This paper introduces the technology behind such radios.  The e-band spectrum offers the widest bandwidth radio spectrum available today, enabling the fastest radio products commercially offered.  Favorable propagation conditions, almost equivalent to the widely used microwave bands, enable robust links to be engineered that can provide all weather carrier-class transmission over several miles.

The E-Link 1000 G1 radio from E-Band Communications Corporation is introduced to demonstrate performance of a commercially available product.  Links of up to 2 miles can be engineered in cities such as New York.  Significantly longer links can be reliability achieved in cities with drier climates.


[1]        FCC Bulletin 70, "Millimeter Wave Propagation: Spectrum Management Implications," July 1997.

[2]        FCC Notice of Proposed Rule Making 02-180, "Allocations and Service Rules for the 71-76 GHz, 81-86 GHz, and 92-95 GHz Bands," June, 2002.

[3]        FCC Report and Order 03-248, "Allocations and Service Rules for the 71-76 GHz, 81-86 GHz, and 92-95 GHz Bands," November, 2003; and FCC Memorandum Opinion and Order 05-45, March, 2005.

[4]        ECC Recommendation (05)07, "Radio frequency channel arrangements for fixed service systems operating in the bands 71-76 GHz and 81-86 GHz", October 2005.

[5]        ETSI TS 102 524, "Fixed Radio Systems; Point-to-Point equipment; Radio equipment and antennas for use in Point-to-Point Millimetre Wave applications in the Fixed Services (mmwFS) frequency bands 71 GHz to 76 GHz and 81 GHz to 86 GHz," July 2006.

[6]        ITU-R P.676-6, "Attenuation by atmospheric gases," 2005.

[7]        ITU-R P.838-3, "Specific attenuation model for rain for use in prediction methods," 2005.

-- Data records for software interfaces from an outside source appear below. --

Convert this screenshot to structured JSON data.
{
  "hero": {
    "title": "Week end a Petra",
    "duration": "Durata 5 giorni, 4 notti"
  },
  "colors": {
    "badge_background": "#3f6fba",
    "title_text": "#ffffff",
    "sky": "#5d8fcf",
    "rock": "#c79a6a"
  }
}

[8]        ITU-R P.837-4, "Characteristics of precipitation for propagation modeling," 2003.

[9]        ITU-R P.840-3, "Attenuation due to clouds and fog," 1999.

About E-Band Communications

E-Band Communications Corporation was established to provide multi-gigabit capacity wireless communication systems based on e-band millimeter-wave radio technology.  E-Band Communications systems solve last mile access bottleneck problems - connecting enterprises to fiber networks, and enabling backhaul of mobile (3G/4G) and fixed wireless (WiFi, WiMax) networks.